Just as we in the U.S. have standard etiquette for dining, so do people in countries around the world. But when we gather around a table to eat, our table manners may differ from others', depending on where in the world they grew up. In Chile, for example, it’s bad form to eat anything with your hands, meaning even empanadas and chacareros (a type of Chilean sandwich) should be cut up with a knife and picked up with a fork. Ethiopians, however, consider it wasteful to eat with utensils, and so eat everything with their hands; specifically, their right hand; otherwise, they slop it up with a type of bread called injera.
In countries all over the world — from Afghanistan, where bread that is dropped on the floor is lifted and kissed in reverence, to Tanzania, where showing the soles of your feet is seen as impolite — proper table manners differ. To show how they vary from culture to culture, we’ve rounded up a list of interesting table manners from around the world.

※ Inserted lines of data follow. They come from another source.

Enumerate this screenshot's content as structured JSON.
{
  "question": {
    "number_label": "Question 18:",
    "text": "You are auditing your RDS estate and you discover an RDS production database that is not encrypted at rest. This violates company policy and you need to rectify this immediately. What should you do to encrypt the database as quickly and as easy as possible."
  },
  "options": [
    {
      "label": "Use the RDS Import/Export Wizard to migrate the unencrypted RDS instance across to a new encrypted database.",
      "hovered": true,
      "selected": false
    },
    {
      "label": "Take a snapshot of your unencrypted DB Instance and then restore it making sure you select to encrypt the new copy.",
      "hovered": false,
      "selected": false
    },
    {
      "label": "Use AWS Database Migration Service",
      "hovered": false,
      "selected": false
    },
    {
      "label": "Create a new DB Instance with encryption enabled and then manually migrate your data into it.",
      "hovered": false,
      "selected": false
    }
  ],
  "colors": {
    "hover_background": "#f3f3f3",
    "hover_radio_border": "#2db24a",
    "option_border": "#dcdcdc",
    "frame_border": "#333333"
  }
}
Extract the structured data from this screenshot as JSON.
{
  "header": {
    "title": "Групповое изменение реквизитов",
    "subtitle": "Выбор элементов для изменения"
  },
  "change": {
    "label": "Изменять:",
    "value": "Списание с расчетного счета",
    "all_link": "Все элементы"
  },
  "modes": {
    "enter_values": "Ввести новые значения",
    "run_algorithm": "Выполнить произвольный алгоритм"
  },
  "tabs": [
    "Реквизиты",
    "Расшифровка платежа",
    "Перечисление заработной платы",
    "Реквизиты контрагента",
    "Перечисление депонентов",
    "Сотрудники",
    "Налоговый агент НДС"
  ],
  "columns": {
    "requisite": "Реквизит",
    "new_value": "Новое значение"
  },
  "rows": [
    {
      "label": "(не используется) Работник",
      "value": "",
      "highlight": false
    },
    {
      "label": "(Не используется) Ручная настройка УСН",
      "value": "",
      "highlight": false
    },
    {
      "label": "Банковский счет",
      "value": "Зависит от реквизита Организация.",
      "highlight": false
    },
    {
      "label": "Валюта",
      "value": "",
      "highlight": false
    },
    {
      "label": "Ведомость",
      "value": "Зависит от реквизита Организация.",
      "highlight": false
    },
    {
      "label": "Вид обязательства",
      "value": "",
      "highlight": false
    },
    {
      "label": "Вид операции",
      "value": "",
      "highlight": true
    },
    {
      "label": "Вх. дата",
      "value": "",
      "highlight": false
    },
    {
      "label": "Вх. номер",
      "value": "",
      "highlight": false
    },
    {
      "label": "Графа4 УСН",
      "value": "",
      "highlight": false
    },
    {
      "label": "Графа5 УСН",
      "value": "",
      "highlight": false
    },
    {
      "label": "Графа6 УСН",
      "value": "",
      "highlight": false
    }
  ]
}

Afghanistan: Kiss Bread That Is Dropped on the Floor
In Afghanistan, when bread is dropped on the floor, it’s lifted and kissed in respect.
South America: Pay Respect to Mother Earth
In parts of Peru, Argentina, Chile, and Bolivia, diners pay respect to Pachamama, the Andean goddess of fertility and harvest, by spilling a few drops of their drink on the ground and saying, "Para la Pachamama." This ritual is called "ch’alla." To make an offering, some tip their glass over, and others flick it with two fingers.
Haley Willard is The Daily Meal's assistant editor. Follow her on Twitter @haleywillrd.